● WHAT THIS TASK INVOLVES
Below are some records; each one is to be set down again exactly.

DATA IN THIS EXERCISE START

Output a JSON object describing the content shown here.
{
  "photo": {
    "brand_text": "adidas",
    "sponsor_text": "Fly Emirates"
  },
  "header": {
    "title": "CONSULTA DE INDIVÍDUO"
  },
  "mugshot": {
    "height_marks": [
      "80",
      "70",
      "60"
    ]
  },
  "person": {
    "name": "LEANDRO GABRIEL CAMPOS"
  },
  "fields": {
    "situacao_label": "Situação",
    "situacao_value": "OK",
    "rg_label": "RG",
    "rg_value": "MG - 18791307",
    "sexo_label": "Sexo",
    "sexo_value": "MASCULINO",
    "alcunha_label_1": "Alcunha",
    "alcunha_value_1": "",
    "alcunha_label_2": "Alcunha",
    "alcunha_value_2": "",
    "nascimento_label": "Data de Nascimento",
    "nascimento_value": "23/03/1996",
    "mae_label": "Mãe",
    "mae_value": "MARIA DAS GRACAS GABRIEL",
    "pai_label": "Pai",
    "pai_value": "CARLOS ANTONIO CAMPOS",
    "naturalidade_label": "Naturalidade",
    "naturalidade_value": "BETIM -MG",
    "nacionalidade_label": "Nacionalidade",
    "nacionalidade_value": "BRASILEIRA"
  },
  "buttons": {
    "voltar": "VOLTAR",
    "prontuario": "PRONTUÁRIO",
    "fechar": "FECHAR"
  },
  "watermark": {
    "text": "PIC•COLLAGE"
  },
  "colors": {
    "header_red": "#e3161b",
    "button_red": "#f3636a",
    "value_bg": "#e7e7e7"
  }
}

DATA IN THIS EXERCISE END

● EXPECTED OUTPUT
Output a JSON object describing the content shown here.
{
  "photo": {
    "brand_text": "adidas",
    "sponsor_text": "Fly Emirates"
  },
  "header": {
    "title": "CONSULTA DE INDIVÍDUO"
  },
  "mugshot": {
    "height_marks": [
      "80",
      "70",
      "60"
    ]
  },
  "person": {
    "name": "LEANDRO GABRIEL CAMPOS"
  },
  "fields": {
    "situacao_label": "Situação",
    "situacao_value": "OK",
    "rg_label": "RG",
    "rg_value": "MG - 18791307",
    "sexo_label": "Sexo",
    "sexo_value": "MASCULINO",
    "alcunha_label_1": "Alcunha",
    "alcunha_value_1": "",
    "alcunha_label_2": "Alcunha",
    "alcunha_value_2": "",
    "nascimento_label": "Data de Nascimento",
    "nascimento_value": "23/03/1996",
    "mae_label": "Mãe",
    "mae_value": "MARIA DAS GRACAS GABRIEL",
    "pai_label": "Pai",
    "pai_value": "CARLOS ANTONIO CAMPOS",
    "naturalidade_label": "Naturalidade",
    "naturalidade_value": "BETIM -MG",
    "nacionalidade_label": "Nacionalidade",
    "nacionalidade_value": "BRASILEIRA"
  },
  "buttons": {
    "voltar": "VOLTAR",
    "prontuario": "PRONTUÁRIO",
    "fechar": "FECHAR"
  },
  "watermark": {
    "text": "PIC•COLLAGE"
  },
  "colors": {
    "header_red": "#e3161b",
    "button_red": "#f3636a",
    "value_bg": "#e7e7e7"
  }
}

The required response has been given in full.